Exercise brief: Your task is to filter the entries and copy every line containing the string "camera".

Materials provided:
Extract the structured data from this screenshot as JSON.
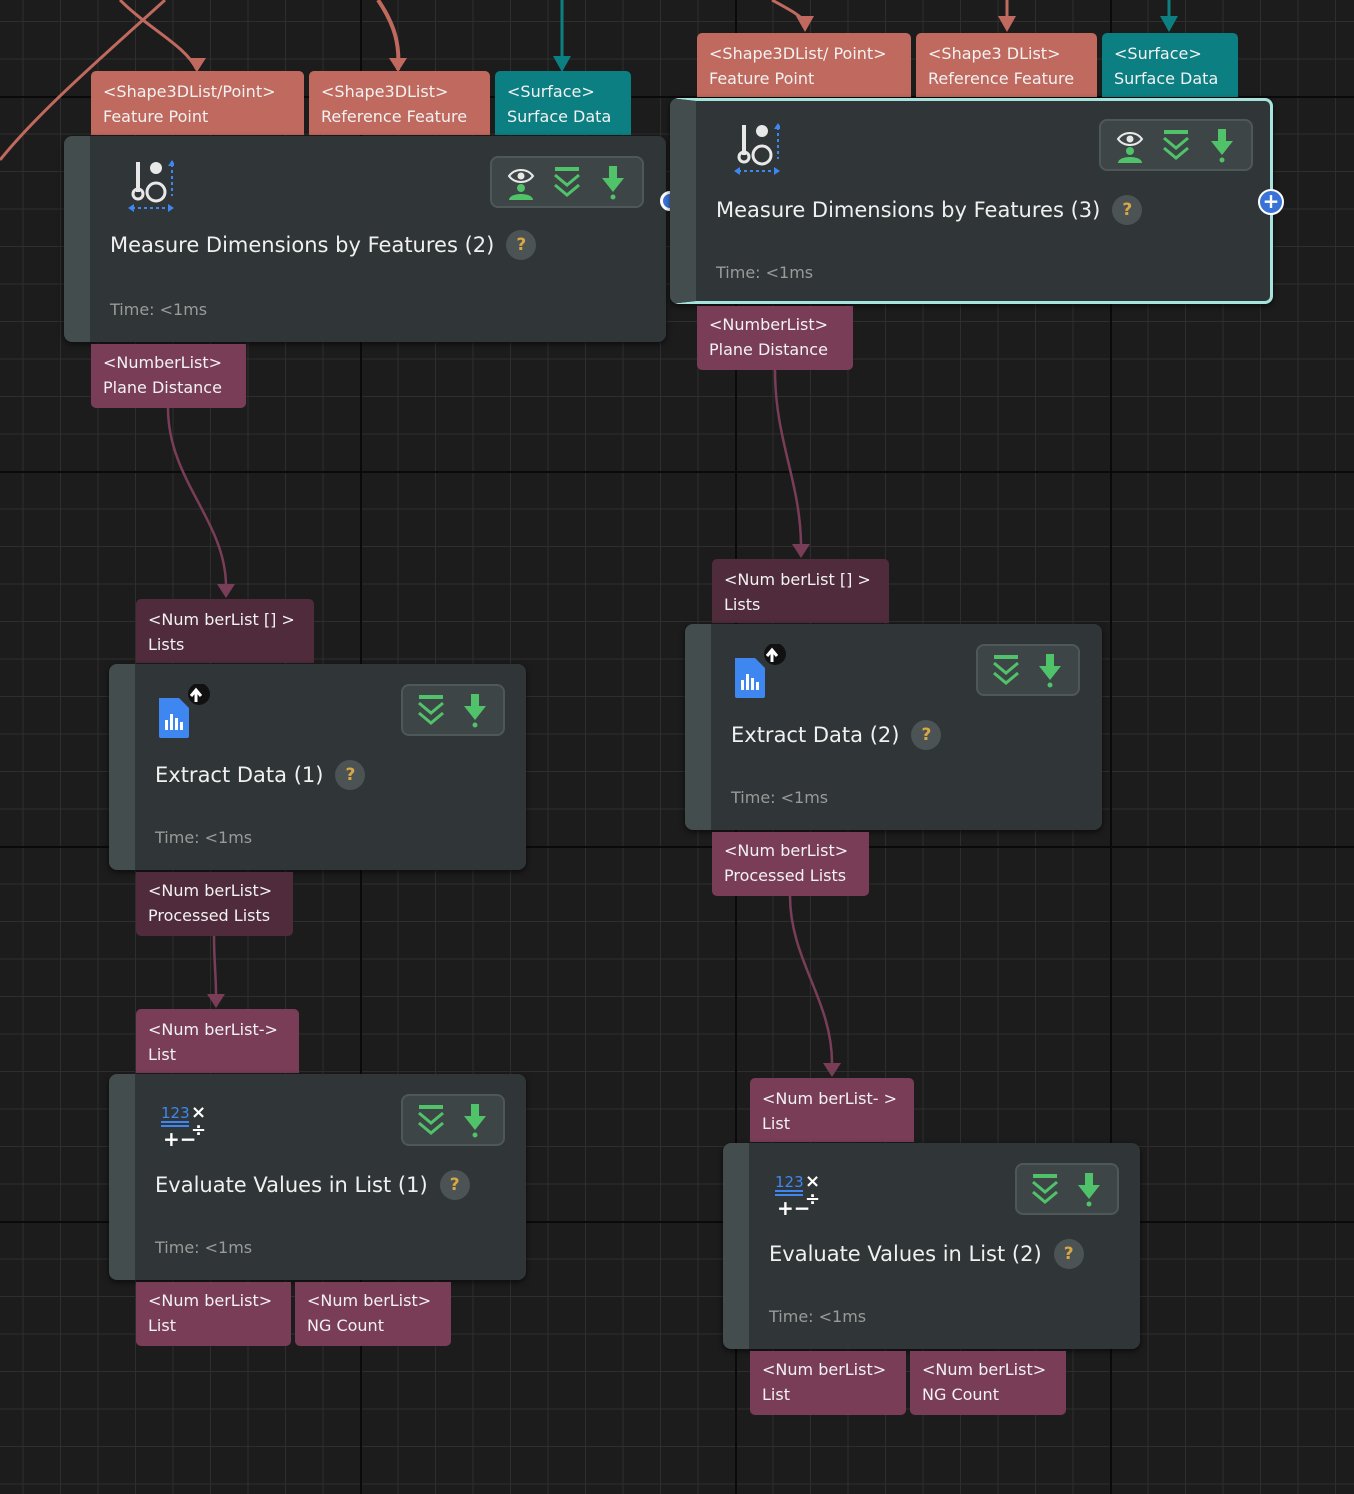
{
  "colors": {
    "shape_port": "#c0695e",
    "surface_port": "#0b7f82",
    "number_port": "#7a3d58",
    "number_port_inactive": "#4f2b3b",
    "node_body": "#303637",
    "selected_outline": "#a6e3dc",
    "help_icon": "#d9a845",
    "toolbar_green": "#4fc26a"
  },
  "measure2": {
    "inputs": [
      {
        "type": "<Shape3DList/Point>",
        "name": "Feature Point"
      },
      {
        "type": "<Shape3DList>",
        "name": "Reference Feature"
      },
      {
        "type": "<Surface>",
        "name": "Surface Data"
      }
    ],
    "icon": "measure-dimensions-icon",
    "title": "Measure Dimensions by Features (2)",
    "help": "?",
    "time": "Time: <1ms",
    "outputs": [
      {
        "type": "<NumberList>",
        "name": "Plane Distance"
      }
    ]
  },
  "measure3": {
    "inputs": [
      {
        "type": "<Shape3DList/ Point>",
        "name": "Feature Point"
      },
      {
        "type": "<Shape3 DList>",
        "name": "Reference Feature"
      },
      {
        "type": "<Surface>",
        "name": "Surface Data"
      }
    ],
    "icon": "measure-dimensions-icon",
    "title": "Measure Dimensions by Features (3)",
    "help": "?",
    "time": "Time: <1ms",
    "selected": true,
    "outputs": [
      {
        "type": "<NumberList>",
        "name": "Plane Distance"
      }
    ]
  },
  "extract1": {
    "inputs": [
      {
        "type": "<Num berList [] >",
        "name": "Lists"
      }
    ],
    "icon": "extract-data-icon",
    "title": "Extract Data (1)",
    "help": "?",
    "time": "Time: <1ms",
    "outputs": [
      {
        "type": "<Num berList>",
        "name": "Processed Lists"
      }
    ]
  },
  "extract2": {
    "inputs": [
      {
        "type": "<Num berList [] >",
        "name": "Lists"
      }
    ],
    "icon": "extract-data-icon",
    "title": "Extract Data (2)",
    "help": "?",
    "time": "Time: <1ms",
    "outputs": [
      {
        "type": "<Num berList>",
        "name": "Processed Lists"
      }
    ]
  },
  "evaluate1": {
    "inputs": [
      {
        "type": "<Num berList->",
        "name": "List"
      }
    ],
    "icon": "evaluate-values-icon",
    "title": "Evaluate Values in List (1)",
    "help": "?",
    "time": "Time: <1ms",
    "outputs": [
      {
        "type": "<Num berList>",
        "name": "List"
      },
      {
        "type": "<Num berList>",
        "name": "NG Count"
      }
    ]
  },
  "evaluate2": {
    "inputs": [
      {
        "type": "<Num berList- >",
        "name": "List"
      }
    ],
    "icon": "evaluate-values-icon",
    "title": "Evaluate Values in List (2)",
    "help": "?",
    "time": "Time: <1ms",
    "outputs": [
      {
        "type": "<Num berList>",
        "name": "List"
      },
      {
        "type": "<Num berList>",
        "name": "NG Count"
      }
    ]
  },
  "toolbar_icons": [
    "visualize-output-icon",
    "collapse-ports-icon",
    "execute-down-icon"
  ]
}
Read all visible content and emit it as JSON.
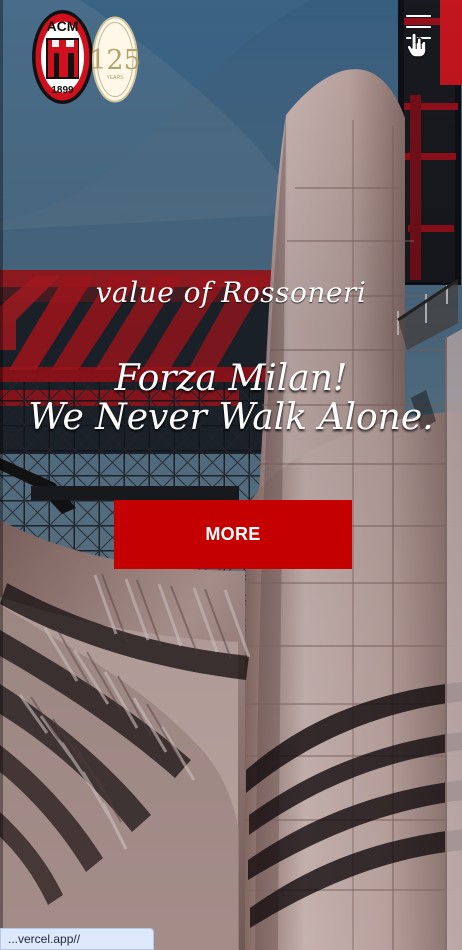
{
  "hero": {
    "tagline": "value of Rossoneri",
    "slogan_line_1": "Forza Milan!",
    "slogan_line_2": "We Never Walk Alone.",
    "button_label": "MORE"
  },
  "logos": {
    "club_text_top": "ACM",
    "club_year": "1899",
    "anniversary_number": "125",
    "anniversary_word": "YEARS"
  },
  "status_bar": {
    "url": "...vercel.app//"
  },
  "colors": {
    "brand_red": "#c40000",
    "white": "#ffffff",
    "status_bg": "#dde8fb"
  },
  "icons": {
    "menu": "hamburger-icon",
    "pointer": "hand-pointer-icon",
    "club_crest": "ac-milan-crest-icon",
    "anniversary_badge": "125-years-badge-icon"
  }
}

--

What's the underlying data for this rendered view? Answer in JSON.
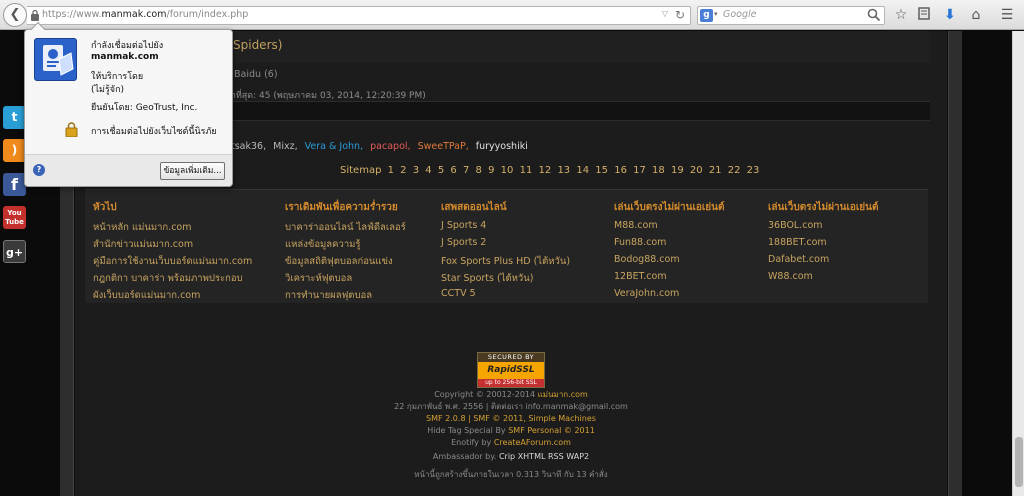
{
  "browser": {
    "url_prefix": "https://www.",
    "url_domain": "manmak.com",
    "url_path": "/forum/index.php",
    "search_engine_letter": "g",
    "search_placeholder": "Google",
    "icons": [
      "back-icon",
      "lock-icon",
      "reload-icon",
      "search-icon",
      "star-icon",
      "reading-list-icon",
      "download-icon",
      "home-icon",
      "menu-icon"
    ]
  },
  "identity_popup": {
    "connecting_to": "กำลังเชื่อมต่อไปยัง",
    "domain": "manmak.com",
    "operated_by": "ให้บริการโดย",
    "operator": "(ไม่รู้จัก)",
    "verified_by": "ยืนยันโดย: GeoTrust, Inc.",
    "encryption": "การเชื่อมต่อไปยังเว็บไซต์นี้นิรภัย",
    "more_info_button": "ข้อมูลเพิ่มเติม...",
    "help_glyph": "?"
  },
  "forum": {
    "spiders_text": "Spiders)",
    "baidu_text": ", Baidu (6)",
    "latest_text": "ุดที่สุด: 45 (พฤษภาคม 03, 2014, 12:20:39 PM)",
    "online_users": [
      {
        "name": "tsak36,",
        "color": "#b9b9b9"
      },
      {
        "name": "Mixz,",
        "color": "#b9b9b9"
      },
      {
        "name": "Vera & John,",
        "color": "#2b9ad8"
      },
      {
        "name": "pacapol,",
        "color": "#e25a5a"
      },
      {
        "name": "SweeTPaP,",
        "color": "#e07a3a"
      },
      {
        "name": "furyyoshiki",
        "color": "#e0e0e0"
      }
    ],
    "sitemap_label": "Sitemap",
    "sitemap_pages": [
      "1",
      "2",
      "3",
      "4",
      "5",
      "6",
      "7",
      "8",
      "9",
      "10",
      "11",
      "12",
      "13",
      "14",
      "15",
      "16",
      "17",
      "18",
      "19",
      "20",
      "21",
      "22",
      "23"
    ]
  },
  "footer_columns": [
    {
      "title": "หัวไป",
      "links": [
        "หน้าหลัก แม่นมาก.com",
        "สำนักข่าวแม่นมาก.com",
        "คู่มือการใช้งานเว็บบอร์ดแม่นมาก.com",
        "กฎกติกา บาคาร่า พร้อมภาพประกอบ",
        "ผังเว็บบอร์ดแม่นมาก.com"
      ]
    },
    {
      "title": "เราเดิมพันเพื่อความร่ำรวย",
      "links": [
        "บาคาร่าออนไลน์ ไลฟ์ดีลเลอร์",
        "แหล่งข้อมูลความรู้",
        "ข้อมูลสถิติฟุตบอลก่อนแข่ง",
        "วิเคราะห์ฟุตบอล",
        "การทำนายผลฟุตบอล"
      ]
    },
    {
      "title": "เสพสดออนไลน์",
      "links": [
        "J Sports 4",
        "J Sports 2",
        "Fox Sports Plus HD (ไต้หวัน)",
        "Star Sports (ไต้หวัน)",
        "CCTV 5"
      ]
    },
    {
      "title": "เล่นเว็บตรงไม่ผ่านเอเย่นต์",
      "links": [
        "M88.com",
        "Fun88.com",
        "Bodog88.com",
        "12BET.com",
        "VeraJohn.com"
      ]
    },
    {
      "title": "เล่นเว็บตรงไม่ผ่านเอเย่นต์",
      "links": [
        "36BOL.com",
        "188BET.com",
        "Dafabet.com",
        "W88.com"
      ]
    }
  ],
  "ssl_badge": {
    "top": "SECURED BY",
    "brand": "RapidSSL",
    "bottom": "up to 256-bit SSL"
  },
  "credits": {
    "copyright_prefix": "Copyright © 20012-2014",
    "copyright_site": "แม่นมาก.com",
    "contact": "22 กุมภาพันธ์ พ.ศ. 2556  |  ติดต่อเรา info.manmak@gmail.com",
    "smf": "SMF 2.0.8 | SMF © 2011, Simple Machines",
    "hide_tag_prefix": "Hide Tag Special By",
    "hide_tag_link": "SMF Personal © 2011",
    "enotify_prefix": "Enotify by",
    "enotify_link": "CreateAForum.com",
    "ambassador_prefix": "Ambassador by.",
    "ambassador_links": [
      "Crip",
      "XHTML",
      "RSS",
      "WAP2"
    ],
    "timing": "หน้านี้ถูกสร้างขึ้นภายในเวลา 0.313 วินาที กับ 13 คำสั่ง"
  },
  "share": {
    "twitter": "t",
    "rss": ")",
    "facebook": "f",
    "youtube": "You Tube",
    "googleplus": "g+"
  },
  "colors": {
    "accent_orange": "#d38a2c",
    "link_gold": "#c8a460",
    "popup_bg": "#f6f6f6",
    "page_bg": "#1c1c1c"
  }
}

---

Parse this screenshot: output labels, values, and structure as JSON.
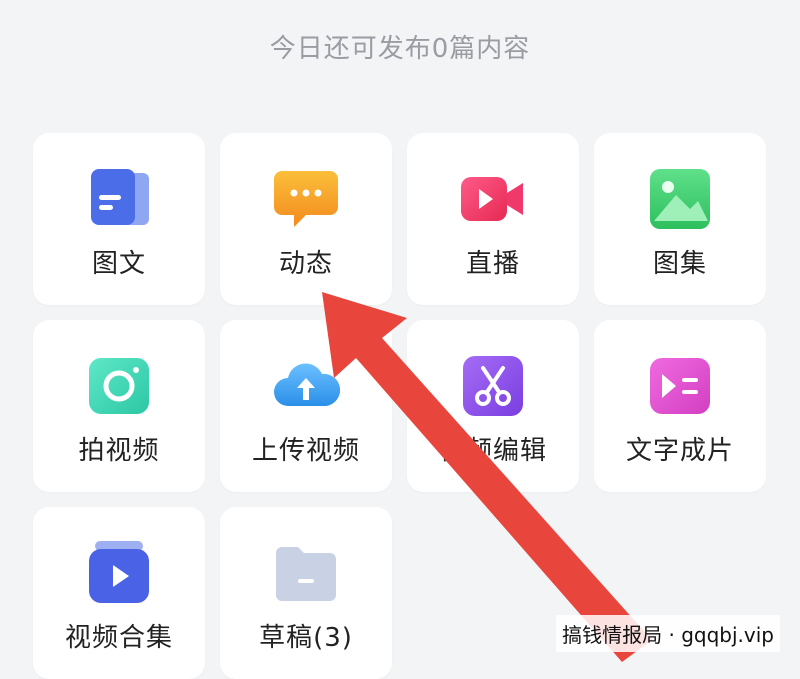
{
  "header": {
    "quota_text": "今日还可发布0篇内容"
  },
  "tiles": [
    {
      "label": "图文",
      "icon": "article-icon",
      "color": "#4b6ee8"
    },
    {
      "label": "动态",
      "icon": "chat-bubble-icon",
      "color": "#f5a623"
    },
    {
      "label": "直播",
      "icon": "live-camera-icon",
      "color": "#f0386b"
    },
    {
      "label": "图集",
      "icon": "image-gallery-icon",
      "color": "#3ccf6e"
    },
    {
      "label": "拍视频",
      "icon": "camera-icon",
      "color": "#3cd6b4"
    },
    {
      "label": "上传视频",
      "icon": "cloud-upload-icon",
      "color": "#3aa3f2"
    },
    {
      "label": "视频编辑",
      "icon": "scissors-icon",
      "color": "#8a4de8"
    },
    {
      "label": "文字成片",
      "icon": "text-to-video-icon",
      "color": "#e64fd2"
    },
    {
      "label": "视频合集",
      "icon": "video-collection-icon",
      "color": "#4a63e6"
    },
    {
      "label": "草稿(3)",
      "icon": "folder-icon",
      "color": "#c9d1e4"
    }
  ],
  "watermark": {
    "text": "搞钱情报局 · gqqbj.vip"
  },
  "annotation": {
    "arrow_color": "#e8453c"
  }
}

Your solution:
      "icon": "live-camera-icon",
      "icon": "camera-icon",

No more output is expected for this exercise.